The second is to encourage the behavior you want. We can empower others by being inclusive, asking for participation, input and feedback that might not be as forthcoming without encouragement, as well as validating ideas. Positive feedback is key, whether it’s a smile, a “good job,” or a more extensive and intensive employee performance conversation that accentuates the positives and presents shortcomings as opportunities to grow and achieve a fuller potential.

Believing in yourself and putting ideas out into the world is what drives innovation.  A great idea stuck inside your grey matter does no good.  But having the courage to speak up is something we need to remember to do.

I believe that my investment in diversity and encouraging ideas has contributed to my own success throughout my career. I’ve been quite good at avoiding group think. Sharing an alternative viewpoint gets others to think, reflect, and take notice, and elevates the entire team’s decision making.  Along this same line, I often scan the room to see who is not speaking up and be certain to ask them if they have anything else they’d like to add or remind them of something they said prior that perhaps they’d share with the larger group. Pulling out insights from all the people in the room so that we have a collaborative conversation is the goal here. The more information we have, the better our thought process and ultimate decisions will be.

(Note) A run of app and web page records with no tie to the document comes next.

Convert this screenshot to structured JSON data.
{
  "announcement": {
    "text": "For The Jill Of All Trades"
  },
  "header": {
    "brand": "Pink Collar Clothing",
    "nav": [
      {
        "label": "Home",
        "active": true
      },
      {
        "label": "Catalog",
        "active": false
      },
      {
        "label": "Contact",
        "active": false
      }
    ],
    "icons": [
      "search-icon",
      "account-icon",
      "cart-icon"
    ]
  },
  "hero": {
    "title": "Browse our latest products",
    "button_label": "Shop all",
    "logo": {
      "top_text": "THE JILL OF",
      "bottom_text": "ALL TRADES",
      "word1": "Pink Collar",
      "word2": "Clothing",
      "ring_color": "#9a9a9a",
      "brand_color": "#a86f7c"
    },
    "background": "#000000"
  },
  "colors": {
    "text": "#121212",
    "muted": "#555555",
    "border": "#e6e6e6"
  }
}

Including a broad range of people in business discussions and decisions and encouraging diversity of ideas is good for the company, good for employees, and good for customers. Believe in yourself and inspire others to believe in themselves.

*Shown in picture (left to right): Diana Aristizabal engineering manager at TRAK Microwave, Bojana Zivanovic, senior MTS RF engineer at Keyssa, Charlotte Blair, lead application engineer at ANSYS, myself, and Vicki Chuang, RFIC design engineer at Northrop Grumman.